Welcome to the April/May 2006 CDW•G StateTech™. If you’re a regular reader of the magazine, this issue may look a little different. That’s because it is. Starting with the dynamic cover, we’ve redesigned the publication to make it more enjoyable to read, easier to navigate and more valuable.
The front section of StateTech, renamed Strategy & Innovation, now highlights shorter, news-oriented content to keep you informed of the smartest IT advancements, while also giving you sound advice to cope with workplace challenges.
This issue’s coverage, for example, examines the best tactics for managing the changes in a graying workplace. It also shows you, step by step, how Las Vegas updated and improved its Web site.
Next is Best Practices. In this issue, we cover the latest in Web filtering technology and city hall makeovers.
Our features department continues to provide the kind of informative, useful stories you’ve told us you enjoy. The features’ design will be snappier — more like magazines you buy off the shelf. With cutting-edge layouts (witness the dramatic opening shot that sets the stage for “Identity Crisis”), our goal is to deliver a package that gets you to read every word.
We also want to showcase ideas that are exclusively our own. Take, for example, this issue’s “IT Wish List. ” This topic sprang from a brainstorming session at which we discussed conversations with state and local government IT leaders.
Comparing notes, we realized most IT leaders dream of at least one forward-looking project they would love to undertake. We compiled those daydreams into our first technology wish list, which, in this issue, focuses on the city landscape.

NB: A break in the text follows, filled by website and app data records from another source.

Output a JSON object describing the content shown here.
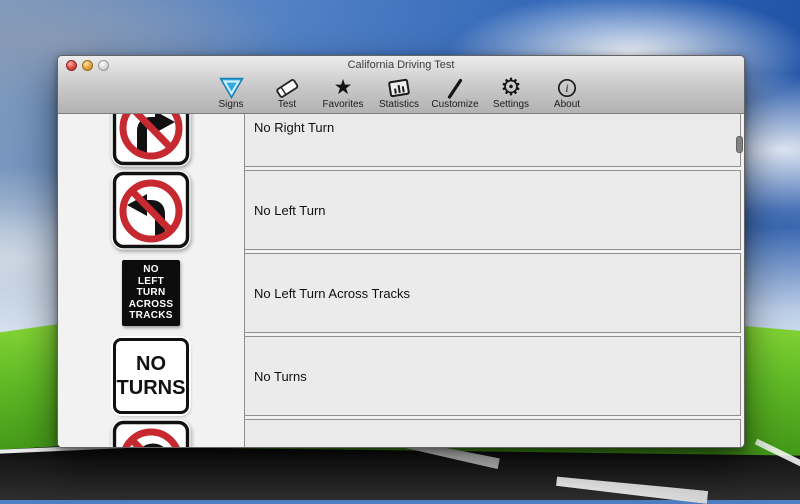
{
  "window": {
    "title": "California Driving Test"
  },
  "toolbar": {
    "items": [
      {
        "label": "Signs"
      },
      {
        "label": "Test"
      },
      {
        "label": "Favorites"
      },
      {
        "label": "Statistics"
      },
      {
        "label": "Customize"
      },
      {
        "label": "Settings"
      },
      {
        "label": "About"
      }
    ]
  },
  "icons": {
    "star": "★",
    "gear": "⚙",
    "info": "i"
  },
  "sign_list": {
    "rows": [
      {
        "label": "No Right Turn",
        "sign": "no-right-turn-sign"
      },
      {
        "label": "No Left Turn",
        "sign": "no-left-turn-sign"
      },
      {
        "label": "No Left Turn Across Tracks",
        "sign": "no-left-turn-across-tracks-sign",
        "sign_text": [
          "NO",
          "LEFT",
          "TURN",
          "ACROSS",
          "TRACKS"
        ]
      },
      {
        "label": "No Turns",
        "sign": "no-turns-sign",
        "sign_text": [
          "NO",
          "TURNS"
        ]
      },
      {
        "label": "",
        "sign": "no-u-turn-sign"
      }
    ]
  },
  "colors": {
    "accent_blue": "#2fa9e2",
    "sign_red": "#c62a30"
  }
}
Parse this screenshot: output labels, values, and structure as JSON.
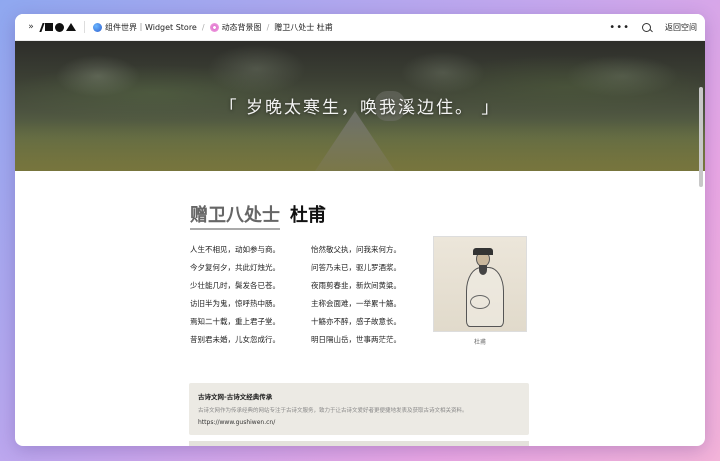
{
  "topbar": {
    "breadcrumbs": [
      {
        "label": "组件世界｜Widget Store"
      },
      {
        "label": "动态背景图"
      },
      {
        "label": "赠卫八处士 杜甫"
      }
    ],
    "back_label": "返回空间"
  },
  "hero": {
    "quote": "「 岁晚太寒生，唤我溪边住。 」"
  },
  "poem": {
    "title": "赠卫八处士",
    "author": "杜甫",
    "column1": [
      "人生不相见，动如参与商。",
      "今夕复何夕，共此灯烛光。",
      "少壮能几时，鬓发各已苍。",
      "访旧半为鬼，惊呼热中肠。",
      "焉知二十载，重上君子堂。",
      "昔别君未婚，儿女忽成行。"
    ],
    "column2": [
      "怡然敬父执，问我来何方。",
      "问答乃未已，驱儿罗酒浆。",
      "夜雨剪春韭，新炊间黄粱。",
      "主称会面难，一举累十觞。",
      "十觞亦不醉，感子故意长。",
      "明日隔山岳，世事两茫茫。"
    ],
    "portrait_caption": "杜甫"
  },
  "info": {
    "title": "古诗文网-古诗文经典传承",
    "description": "古诗文网作为传承经典的网站专注于古诗文服务，致力于让古诗文爱好者更便捷地发表及获取古诗文相关资料。",
    "url": "https://www.gushiwen.cn/"
  }
}
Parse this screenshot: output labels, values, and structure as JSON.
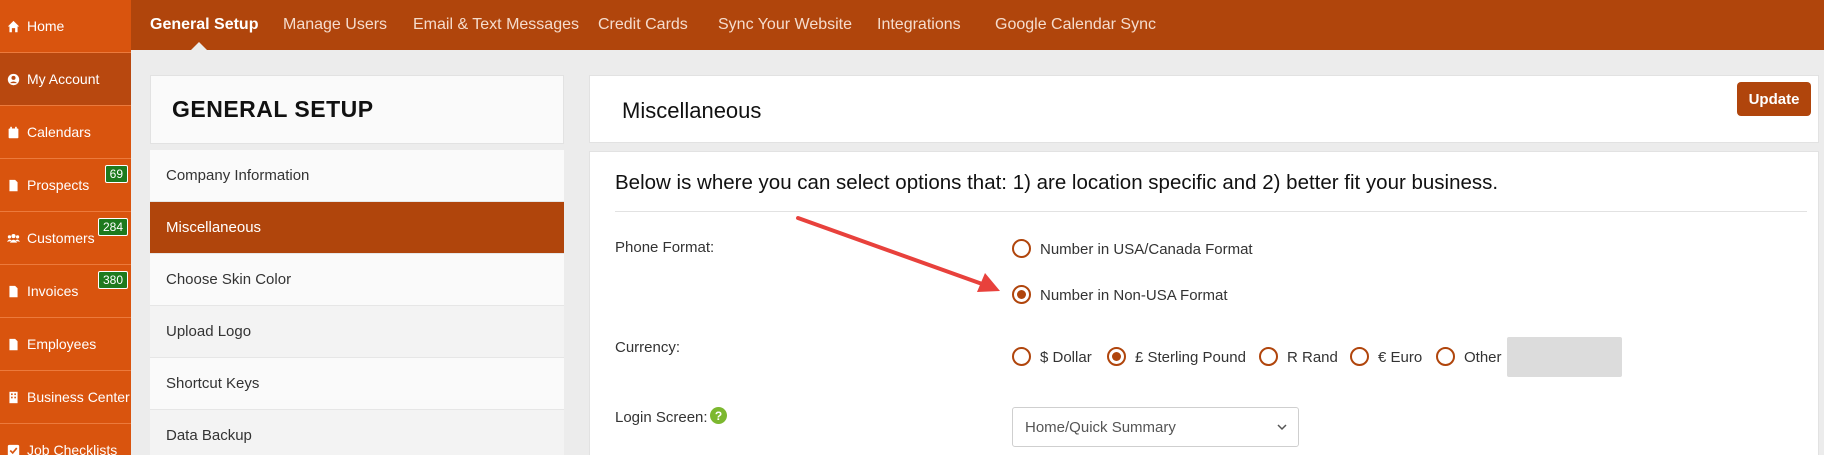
{
  "sidebar": {
    "items": [
      {
        "label": "Home",
        "icon": "home-icon"
      },
      {
        "label": "My Account",
        "icon": "user-circle-icon"
      },
      {
        "label": "Calendars",
        "icon": "calendar-icon"
      },
      {
        "label": "Prospects",
        "icon": "file-icon",
        "badge": "69"
      },
      {
        "label": "Customers",
        "icon": "users-icon",
        "badge": "284"
      },
      {
        "label": "Invoices",
        "icon": "file-icon",
        "badge": "380"
      },
      {
        "label": "Employees",
        "icon": "file-icon"
      },
      {
        "label": "Business Center",
        "icon": "building-icon"
      },
      {
        "label": "Job Checklists",
        "icon": "checkbox-icon"
      }
    ]
  },
  "topnav": {
    "tabs": [
      {
        "label": "General Setup",
        "active": true
      },
      {
        "label": "Manage Users"
      },
      {
        "label": "Email & Text Messages"
      },
      {
        "label": "Credit Cards"
      },
      {
        "label": "Sync Your Website"
      },
      {
        "label": "Integrations"
      },
      {
        "label": "Google Calendar Sync"
      }
    ]
  },
  "left_panel": {
    "title": "GENERAL SETUP",
    "menu": [
      {
        "label": "Company Information"
      },
      {
        "label": "Miscellaneous",
        "active": true
      },
      {
        "label": "Choose Skin Color"
      },
      {
        "label": "Upload Logo"
      },
      {
        "label": "Shortcut Keys"
      },
      {
        "label": "Data Backup"
      }
    ]
  },
  "main": {
    "title": "Miscellaneous",
    "update_label": "Update",
    "intro": "Below is where you can select options that: 1) are location specific and 2) better fit your business.",
    "phone_format": {
      "label": "Phone Format:",
      "options": [
        {
          "label": "Number in USA/Canada Format",
          "checked": false
        },
        {
          "label": "Number in Non-USA Format",
          "checked": true
        }
      ]
    },
    "currency": {
      "label": "Currency:",
      "options": [
        {
          "label": "$ Dollar",
          "checked": false
        },
        {
          "label": "£ Sterling Pound",
          "checked": true
        },
        {
          "label": "R Rand",
          "checked": false
        },
        {
          "label": "€ Euro",
          "checked": false
        },
        {
          "label": "Other",
          "checked": false
        }
      ],
      "other_value": ""
    },
    "login_screen": {
      "label": "Login Screen:",
      "help": "?",
      "selected": "Home/Quick Summary"
    }
  },
  "colors": {
    "sidebar": "#d9540e",
    "topbar": "#b0450c",
    "accent": "#b0450c",
    "badge": "#1e7a1e",
    "annotation_arrow": "#e8413c"
  }
}
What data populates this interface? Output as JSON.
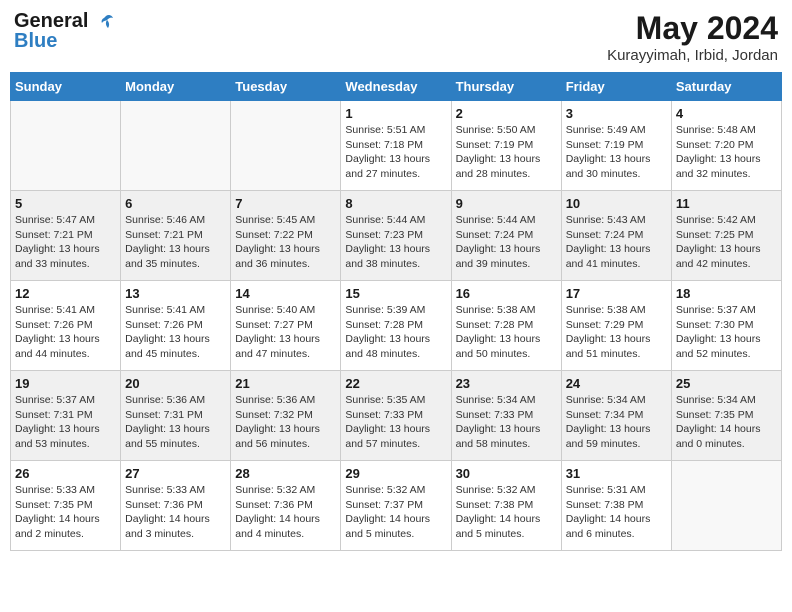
{
  "header": {
    "logo_line1": "General",
    "logo_line2": "Blue",
    "month_title": "May 2024",
    "location": "Kurayyimah, Irbid, Jordan"
  },
  "weekdays": [
    "Sunday",
    "Monday",
    "Tuesday",
    "Wednesday",
    "Thursday",
    "Friday",
    "Saturday"
  ],
  "weeks": [
    [
      {
        "day": "",
        "info": ""
      },
      {
        "day": "",
        "info": ""
      },
      {
        "day": "",
        "info": ""
      },
      {
        "day": "1",
        "info": "Sunrise: 5:51 AM\nSunset: 7:18 PM\nDaylight: 13 hours and 27 minutes."
      },
      {
        "day": "2",
        "info": "Sunrise: 5:50 AM\nSunset: 7:19 PM\nDaylight: 13 hours and 28 minutes."
      },
      {
        "day": "3",
        "info": "Sunrise: 5:49 AM\nSunset: 7:19 PM\nDaylight: 13 hours and 30 minutes."
      },
      {
        "day": "4",
        "info": "Sunrise: 5:48 AM\nSunset: 7:20 PM\nDaylight: 13 hours and 32 minutes."
      }
    ],
    [
      {
        "day": "5",
        "info": "Sunrise: 5:47 AM\nSunset: 7:21 PM\nDaylight: 13 hours and 33 minutes."
      },
      {
        "day": "6",
        "info": "Sunrise: 5:46 AM\nSunset: 7:21 PM\nDaylight: 13 hours and 35 minutes."
      },
      {
        "day": "7",
        "info": "Sunrise: 5:45 AM\nSunset: 7:22 PM\nDaylight: 13 hours and 36 minutes."
      },
      {
        "day": "8",
        "info": "Sunrise: 5:44 AM\nSunset: 7:23 PM\nDaylight: 13 hours and 38 minutes."
      },
      {
        "day": "9",
        "info": "Sunrise: 5:44 AM\nSunset: 7:24 PM\nDaylight: 13 hours and 39 minutes."
      },
      {
        "day": "10",
        "info": "Sunrise: 5:43 AM\nSunset: 7:24 PM\nDaylight: 13 hours and 41 minutes."
      },
      {
        "day": "11",
        "info": "Sunrise: 5:42 AM\nSunset: 7:25 PM\nDaylight: 13 hours and 42 minutes."
      }
    ],
    [
      {
        "day": "12",
        "info": "Sunrise: 5:41 AM\nSunset: 7:26 PM\nDaylight: 13 hours and 44 minutes."
      },
      {
        "day": "13",
        "info": "Sunrise: 5:41 AM\nSunset: 7:26 PM\nDaylight: 13 hours and 45 minutes."
      },
      {
        "day": "14",
        "info": "Sunrise: 5:40 AM\nSunset: 7:27 PM\nDaylight: 13 hours and 47 minutes."
      },
      {
        "day": "15",
        "info": "Sunrise: 5:39 AM\nSunset: 7:28 PM\nDaylight: 13 hours and 48 minutes."
      },
      {
        "day": "16",
        "info": "Sunrise: 5:38 AM\nSunset: 7:28 PM\nDaylight: 13 hours and 50 minutes."
      },
      {
        "day": "17",
        "info": "Sunrise: 5:38 AM\nSunset: 7:29 PM\nDaylight: 13 hours and 51 minutes."
      },
      {
        "day": "18",
        "info": "Sunrise: 5:37 AM\nSunset: 7:30 PM\nDaylight: 13 hours and 52 minutes."
      }
    ],
    [
      {
        "day": "19",
        "info": "Sunrise: 5:37 AM\nSunset: 7:31 PM\nDaylight: 13 hours and 53 minutes."
      },
      {
        "day": "20",
        "info": "Sunrise: 5:36 AM\nSunset: 7:31 PM\nDaylight: 13 hours and 55 minutes."
      },
      {
        "day": "21",
        "info": "Sunrise: 5:36 AM\nSunset: 7:32 PM\nDaylight: 13 hours and 56 minutes."
      },
      {
        "day": "22",
        "info": "Sunrise: 5:35 AM\nSunset: 7:33 PM\nDaylight: 13 hours and 57 minutes."
      },
      {
        "day": "23",
        "info": "Sunrise: 5:34 AM\nSunset: 7:33 PM\nDaylight: 13 hours and 58 minutes."
      },
      {
        "day": "24",
        "info": "Sunrise: 5:34 AM\nSunset: 7:34 PM\nDaylight: 13 hours and 59 minutes."
      },
      {
        "day": "25",
        "info": "Sunrise: 5:34 AM\nSunset: 7:35 PM\nDaylight: 14 hours and 0 minutes."
      }
    ],
    [
      {
        "day": "26",
        "info": "Sunrise: 5:33 AM\nSunset: 7:35 PM\nDaylight: 14 hours and 2 minutes."
      },
      {
        "day": "27",
        "info": "Sunrise: 5:33 AM\nSunset: 7:36 PM\nDaylight: 14 hours and 3 minutes."
      },
      {
        "day": "28",
        "info": "Sunrise: 5:32 AM\nSunset: 7:36 PM\nDaylight: 14 hours and 4 minutes."
      },
      {
        "day": "29",
        "info": "Sunrise: 5:32 AM\nSunset: 7:37 PM\nDaylight: 14 hours and 5 minutes."
      },
      {
        "day": "30",
        "info": "Sunrise: 5:32 AM\nSunset: 7:38 PM\nDaylight: 14 hours and 5 minutes."
      },
      {
        "day": "31",
        "info": "Sunrise: 5:31 AM\nSunset: 7:38 PM\nDaylight: 14 hours and 6 minutes."
      },
      {
        "day": "",
        "info": ""
      }
    ]
  ]
}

We continually strive to publish compelling stories that take current watercooler topics out for a deep dive. This issue focuses on the podcasting phenomenon. StateTech writer Wylie Wong canvassed the market to learn how states and local communities are using it.
We also wanted to give the back of the publication a bit more pizzazz and to connect it, design-wise, to the front so that the reader experiences a magazine with distinct beginning, middle and department segments.
We hope you like the content and look of this issue. I’m particularly interested in your comments for future story ideas and would love to hear them.
After all, the goal of StateTech is to provide an ongoing community for you, our readers.